6. In (dark) humor, the Onion teases out the disconnect between current events and the widely-repeated adage that humans are inherently good, ht BJ:

Following yesterday’s terrorist attack in Nice, France that left over 80 people dead and scores more injured, sources reported that a dazed and utterly dejected global populace halfheartedly muttered the phrase “People are inherently good” to themselves Friday. “While this was a horrific and unspeakable tragedy, it’s important to remember that human beings are, at their core, good, kind, and decent,” residents of every country reportedly mumbled under their breath after hearing the latest updates on the French attack, taking a brief moment to emit a heavy sigh before continuing to speak in affectless, barely audible tones. “The people who carried out this atrocity don’t represent [unintelligible], and we can’t let [unintelligible].” At press time, the world populace began to say “Evil will never…” before trailing off, shaking their heads, and slowly walking away.

For more actual humor, check out the Onion’s report that “Woman Who Doesn’t Use Facebook Completely Out Of Touch With Friends’ Prejudices“, Babylon Bee’s “Nation’s Churchgoers Brace for Flood of Pokemon Go Sermons“, and Samuel L.’s Game of Thrones Seasons 1-5 recap (fair warning: like the show, it’s far from PG – and lots of spoilers) are all good options.

Bonus: Freud‘s theory of the mind is making more sense again; some thoughts on social media as liturgy (ht CE); a girl parodies McConaughey’s Lincoln commercials (below); for those of us who seek self-justification through problem-solving, look no further (ht BC); and a fantastic feature of Alain de Botton on This American Life (and for TAL fans out there, always worth a re-plug of Ethan’s golden takes on the series), two below.
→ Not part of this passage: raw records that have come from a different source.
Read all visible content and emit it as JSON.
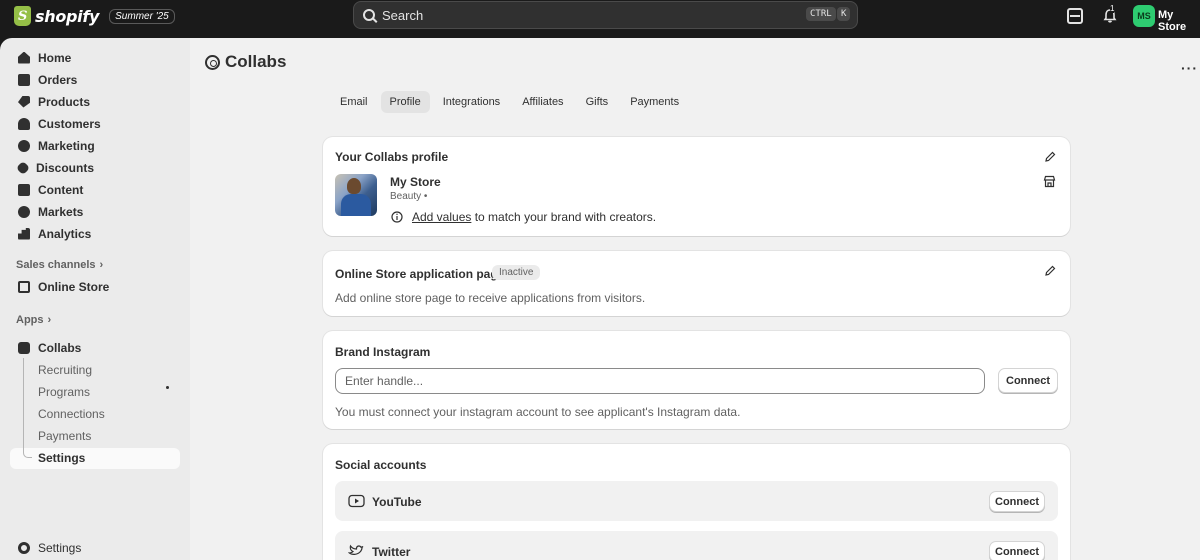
{
  "topbar": {
    "logo_text": "shopify",
    "edition": "Summer '25",
    "search_label": "Search",
    "kbd_ctrl": "CTRL",
    "kbd_k": "K",
    "notification_count": "1",
    "avatar_initials": "MS",
    "store_name": "My Store"
  },
  "sidebar": {
    "items": [
      {
        "label": "Home",
        "icon": "home-icon"
      },
      {
        "label": "Orders",
        "icon": "orders-icon"
      },
      {
        "label": "Products",
        "icon": "tag-icon"
      },
      {
        "label": "Customers",
        "icon": "person-icon"
      },
      {
        "label": "Marketing",
        "icon": "target-icon"
      },
      {
        "label": "Discounts",
        "icon": "discount-icon"
      },
      {
        "label": "Content",
        "icon": "content-icon"
      },
      {
        "label": "Markets",
        "icon": "globe-icon"
      },
      {
        "label": "Analytics",
        "icon": "chart-icon"
      }
    ],
    "sales_channels_label": "Sales channels",
    "online_store_label": "Online Store",
    "apps_label": "Apps",
    "collabs_label": "Collabs",
    "collabs_sub": [
      "Recruiting",
      "Programs",
      "Connections",
      "Payments",
      "Settings"
    ],
    "settings_label": "Settings"
  },
  "main": {
    "title": "Collabs",
    "tabs": [
      {
        "label": "Email",
        "active": false
      },
      {
        "label": "Profile",
        "active": true
      },
      {
        "label": "Integrations",
        "active": false
      },
      {
        "label": "Affiliates",
        "active": false
      },
      {
        "label": "Gifts",
        "active": false
      },
      {
        "label": "Payments",
        "active": false
      }
    ],
    "profile_card": {
      "title": "Your Collabs profile",
      "store_name": "My Store",
      "category": "Beauty •",
      "add_values_link": "Add values",
      "add_values_rest": " to match your brand with creators."
    },
    "online_store_card": {
      "title": "Online Store application page",
      "badge": "Inactive",
      "description": "Add online store page to receive applications from visitors."
    },
    "instagram_card": {
      "title": "Brand Instagram",
      "placeholder": "Enter handle...",
      "connect_label": "Connect",
      "description": "You must connect your instagram account to see applicant's Instagram data."
    },
    "social_card": {
      "title": "Social accounts",
      "accounts": [
        {
          "name": "YouTube",
          "connect_label": "Connect"
        },
        {
          "name": "Twitter",
          "connect_label": "Connect"
        }
      ]
    }
  },
  "colors": {
    "topbar_bg": "#1a1a1a",
    "sidebar_bg": "#ebebeb",
    "main_bg": "#f1f1f1",
    "avatar_bg": "#2ecc71",
    "logo_green": "#95bf47"
  }
}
That’s all for this week – happy weekend to all.

[1] Products plug: if you’re in the market, check out the reddit